### Work request
Please give the number of lines that hold the string "Brasil" in the listing, without any other words.

### Data for this exercise
::::::

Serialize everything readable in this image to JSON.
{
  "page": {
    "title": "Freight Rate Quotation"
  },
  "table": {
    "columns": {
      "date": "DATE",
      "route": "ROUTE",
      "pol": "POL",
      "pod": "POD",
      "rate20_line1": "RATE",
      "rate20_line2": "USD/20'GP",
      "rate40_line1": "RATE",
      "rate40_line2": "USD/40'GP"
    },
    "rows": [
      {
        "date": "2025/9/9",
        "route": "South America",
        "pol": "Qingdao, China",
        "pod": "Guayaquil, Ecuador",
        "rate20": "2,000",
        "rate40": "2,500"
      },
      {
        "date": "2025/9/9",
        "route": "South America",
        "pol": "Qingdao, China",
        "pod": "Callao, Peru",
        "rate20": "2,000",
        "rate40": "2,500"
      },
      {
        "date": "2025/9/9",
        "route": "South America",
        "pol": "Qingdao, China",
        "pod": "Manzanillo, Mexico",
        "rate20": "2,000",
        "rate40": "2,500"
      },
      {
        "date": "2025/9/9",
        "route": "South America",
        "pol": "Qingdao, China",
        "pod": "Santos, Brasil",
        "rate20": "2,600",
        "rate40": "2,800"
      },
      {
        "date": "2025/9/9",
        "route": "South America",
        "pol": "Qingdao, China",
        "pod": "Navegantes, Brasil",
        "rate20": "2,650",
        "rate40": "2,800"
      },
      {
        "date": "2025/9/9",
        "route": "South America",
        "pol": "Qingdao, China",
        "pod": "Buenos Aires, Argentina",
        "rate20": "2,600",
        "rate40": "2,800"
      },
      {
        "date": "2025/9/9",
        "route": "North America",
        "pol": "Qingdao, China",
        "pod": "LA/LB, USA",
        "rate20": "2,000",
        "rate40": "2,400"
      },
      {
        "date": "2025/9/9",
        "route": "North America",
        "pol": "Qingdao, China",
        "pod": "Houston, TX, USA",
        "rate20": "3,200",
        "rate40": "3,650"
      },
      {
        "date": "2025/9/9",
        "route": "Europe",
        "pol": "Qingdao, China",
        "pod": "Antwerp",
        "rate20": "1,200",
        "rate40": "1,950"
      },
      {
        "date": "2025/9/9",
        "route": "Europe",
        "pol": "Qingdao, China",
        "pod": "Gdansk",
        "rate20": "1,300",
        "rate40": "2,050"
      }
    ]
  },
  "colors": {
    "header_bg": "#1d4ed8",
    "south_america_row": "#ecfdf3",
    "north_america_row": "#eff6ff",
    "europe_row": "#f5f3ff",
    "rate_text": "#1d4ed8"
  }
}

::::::

### Solution for this task
2